SUPPLIED DATA.
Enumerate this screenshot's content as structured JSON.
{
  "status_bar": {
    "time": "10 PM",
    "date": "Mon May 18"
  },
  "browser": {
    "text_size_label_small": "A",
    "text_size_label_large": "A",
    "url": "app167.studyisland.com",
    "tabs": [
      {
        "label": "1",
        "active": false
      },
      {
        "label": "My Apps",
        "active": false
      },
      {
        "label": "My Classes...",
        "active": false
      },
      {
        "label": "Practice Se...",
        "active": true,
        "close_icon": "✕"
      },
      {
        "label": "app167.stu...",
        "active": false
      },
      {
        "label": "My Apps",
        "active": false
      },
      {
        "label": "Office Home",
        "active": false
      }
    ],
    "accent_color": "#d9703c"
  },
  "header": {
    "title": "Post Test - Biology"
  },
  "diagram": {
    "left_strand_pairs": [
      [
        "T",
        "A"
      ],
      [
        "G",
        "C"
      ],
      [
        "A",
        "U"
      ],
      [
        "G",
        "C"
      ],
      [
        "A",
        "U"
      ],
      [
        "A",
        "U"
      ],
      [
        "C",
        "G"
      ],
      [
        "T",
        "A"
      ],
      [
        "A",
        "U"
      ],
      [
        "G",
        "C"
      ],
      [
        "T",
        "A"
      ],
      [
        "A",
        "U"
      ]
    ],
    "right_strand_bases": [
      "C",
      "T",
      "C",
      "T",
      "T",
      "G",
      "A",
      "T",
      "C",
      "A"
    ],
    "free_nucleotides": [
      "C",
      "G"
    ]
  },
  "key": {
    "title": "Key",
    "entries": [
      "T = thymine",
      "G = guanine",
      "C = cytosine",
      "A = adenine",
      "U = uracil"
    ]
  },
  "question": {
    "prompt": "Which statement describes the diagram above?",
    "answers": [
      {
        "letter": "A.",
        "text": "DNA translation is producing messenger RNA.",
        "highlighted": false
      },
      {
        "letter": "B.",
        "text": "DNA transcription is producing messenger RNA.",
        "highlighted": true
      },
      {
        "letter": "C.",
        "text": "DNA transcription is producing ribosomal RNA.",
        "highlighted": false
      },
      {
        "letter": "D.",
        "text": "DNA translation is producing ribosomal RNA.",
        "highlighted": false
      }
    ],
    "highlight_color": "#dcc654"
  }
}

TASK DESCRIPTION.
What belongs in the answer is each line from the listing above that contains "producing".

WRITTEN RESPONSE.
        "text": "DNA translation is producing messenger RNA.",
        "text": "DNA transcription is producing messenger RNA.",
        "text": "DNA transcription is producing ribosomal RNA.",
        "text": "DNA translation is producing ribosomal RNA.",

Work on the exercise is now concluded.